In the description of the complaints provided to Connell, the unnamed students accuse him of using Ammons, a black woman, as the shooting victim in his class examples “at least 10 times,” Neuberger said. In one instance, a student alleged Connell used a hypothetical situation describing how he “blew her head off,” Neuberger said. His examples ranged from the gory to the intentionally absurd, according to Neuberger, such as when Connell asked students to imagine Ammons dealing drugs out of her office.
In my experience, law students rarely complain individually: They usually complain together, generally as a large-ish group. So if something was off, you’d expect a good-size group — maybe 5 or 10. Only two students complaining struck me as a bit suspicious.
And as for 10 instances of using the Dean in his examples, Orin states that he kills off a few hundred people during the course of a semester, making the 10 times he murders a dean less than overwhelming.
Oh, the mindfield through which a politically well-intended yet engaging professor walks these days. How hard it will be when these whining inchoate lawyers finally make their way into a criminal courtroom, and get their delicate teacup butts smacked hard by reality.
When I was a baby lawyer, my case was called in the courtroom of a well-respected judge even though my client had yet to appear. The judge, who happened to be black, stared at me as I shuffled my feet, looked at him with a sheepish grin and explained that the defendant had yet to arrive and no, I didn’t know why.
Then he laughed out loud, informing me that he understood completely why my client, who had been previously admonished to be in the courtroom at 9:30 in the morning unless he was dead, had failed to appear.
He’s on CP time.Yes, that’s what the judge told me. Not in a whisper. Not at sidebar. Not because we were close friends. He said it loud and clear in an open courtroom on the record. Do you know what that meant?
The judge wasn’t being racist. He was dealing with some ugly reality in the trenches, and it saved my client from having a bench warrant issued and spending the rest of the case on Rikers Island. He showed up later and was read the riot act, beaten into submission, told that his failure to be on time would result in being whipped within an inch of his life. i don’t remember if he was on time for the next appearance, but I do remember thanking the judge for letting him go home that day and sleep in his own home with his wife and children.

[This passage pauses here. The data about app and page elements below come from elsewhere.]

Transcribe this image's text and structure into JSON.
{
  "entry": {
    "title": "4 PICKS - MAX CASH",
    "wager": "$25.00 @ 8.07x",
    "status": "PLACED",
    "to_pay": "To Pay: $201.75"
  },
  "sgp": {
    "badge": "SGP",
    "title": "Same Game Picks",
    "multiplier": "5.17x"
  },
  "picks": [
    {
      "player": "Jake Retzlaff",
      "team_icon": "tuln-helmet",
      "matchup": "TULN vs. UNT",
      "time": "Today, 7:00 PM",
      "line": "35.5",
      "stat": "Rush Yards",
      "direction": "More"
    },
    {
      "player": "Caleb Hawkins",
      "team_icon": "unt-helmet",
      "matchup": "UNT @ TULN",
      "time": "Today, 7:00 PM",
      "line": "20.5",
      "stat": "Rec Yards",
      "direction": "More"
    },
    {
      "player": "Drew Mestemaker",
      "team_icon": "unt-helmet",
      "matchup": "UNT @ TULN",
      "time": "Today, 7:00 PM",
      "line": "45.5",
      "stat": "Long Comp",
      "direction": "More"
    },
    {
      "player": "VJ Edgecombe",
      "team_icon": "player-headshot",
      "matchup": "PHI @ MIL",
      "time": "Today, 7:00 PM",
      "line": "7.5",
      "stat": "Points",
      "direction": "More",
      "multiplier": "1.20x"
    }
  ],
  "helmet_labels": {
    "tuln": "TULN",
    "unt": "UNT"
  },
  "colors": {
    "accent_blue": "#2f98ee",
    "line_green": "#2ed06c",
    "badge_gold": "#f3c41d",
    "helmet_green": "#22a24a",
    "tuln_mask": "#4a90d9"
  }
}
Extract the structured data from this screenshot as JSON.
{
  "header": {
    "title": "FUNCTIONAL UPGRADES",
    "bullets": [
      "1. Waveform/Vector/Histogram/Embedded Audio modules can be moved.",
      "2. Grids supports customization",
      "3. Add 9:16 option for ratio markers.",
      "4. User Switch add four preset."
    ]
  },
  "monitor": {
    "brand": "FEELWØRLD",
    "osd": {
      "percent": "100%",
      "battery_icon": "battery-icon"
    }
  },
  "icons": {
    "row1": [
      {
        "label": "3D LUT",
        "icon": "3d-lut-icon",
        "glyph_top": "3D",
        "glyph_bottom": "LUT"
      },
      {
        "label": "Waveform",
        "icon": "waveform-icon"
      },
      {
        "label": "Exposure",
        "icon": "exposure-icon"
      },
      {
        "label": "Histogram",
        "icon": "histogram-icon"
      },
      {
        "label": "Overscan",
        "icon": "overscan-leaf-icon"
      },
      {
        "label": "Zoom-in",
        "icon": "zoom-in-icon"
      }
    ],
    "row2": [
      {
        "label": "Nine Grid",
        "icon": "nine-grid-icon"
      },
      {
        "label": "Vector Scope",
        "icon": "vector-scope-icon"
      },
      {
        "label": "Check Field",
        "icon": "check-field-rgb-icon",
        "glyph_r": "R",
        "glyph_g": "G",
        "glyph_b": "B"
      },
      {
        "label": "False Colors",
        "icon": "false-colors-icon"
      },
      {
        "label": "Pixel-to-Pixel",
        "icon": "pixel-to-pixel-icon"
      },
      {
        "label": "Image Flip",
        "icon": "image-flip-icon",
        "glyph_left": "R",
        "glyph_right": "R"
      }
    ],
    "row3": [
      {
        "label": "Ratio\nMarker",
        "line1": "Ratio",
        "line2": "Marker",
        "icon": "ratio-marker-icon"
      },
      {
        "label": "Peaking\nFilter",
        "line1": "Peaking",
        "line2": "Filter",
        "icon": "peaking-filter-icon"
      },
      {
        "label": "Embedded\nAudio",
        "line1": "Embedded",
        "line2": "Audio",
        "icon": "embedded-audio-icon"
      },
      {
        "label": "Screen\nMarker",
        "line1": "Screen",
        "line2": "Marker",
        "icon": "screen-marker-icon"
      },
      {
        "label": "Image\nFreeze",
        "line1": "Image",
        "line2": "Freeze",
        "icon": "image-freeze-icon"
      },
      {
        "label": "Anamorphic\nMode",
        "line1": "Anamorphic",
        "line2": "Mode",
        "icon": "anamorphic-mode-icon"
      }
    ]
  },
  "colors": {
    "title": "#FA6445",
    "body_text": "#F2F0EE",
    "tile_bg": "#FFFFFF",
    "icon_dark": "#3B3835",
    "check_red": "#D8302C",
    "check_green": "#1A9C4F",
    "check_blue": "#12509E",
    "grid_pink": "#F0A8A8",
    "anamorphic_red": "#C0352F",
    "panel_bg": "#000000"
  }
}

That students are so hyper-vigilant and ever-ready to complain demonstrates their wonderful attention to detail, even when the details are so unclear that they’re compelled to extrapolate from their Dean’s gender and skin color that there’s racism and sexism afoot.
But if this so offends your sensibilities, so outrages you that you feel compelled to complain to your Dean, you are going to hate being a criminal defense lawyer.
Worse still is that the Widener Law School administration didn’t use this as a teachable moment for these two law students, and instead have taken Connell to task, despite his 26 years of teaching, the normalcy of using a murdered dean as an example and the basic tenet of academic freedom. Instead, Widener chose to empower the whiners and encourage its students (and indirectly its lawprofs) to wallow in their childish sensitivity.
I understand how political correctness is used to change a culture to eliminate the vestiges of racism and sexism. This isn’t an argument suggesting that either racism or sexism is a good thing, or even permissible. But when your sensibilities are so delicate that you find one or the other, or both, under every rock, you’re going to have a very hard time functioning in a world where unpleasant things happen all the time, and no one wants to hear you whine about it.
And so there are two things to take from Lawrence Connell’s example: law students who are “uncomfortable” when examples don’t meet their personal approval need a good smack, and lawyers everywhere should be extremely cautious about hiring any kid out of Widener Law School.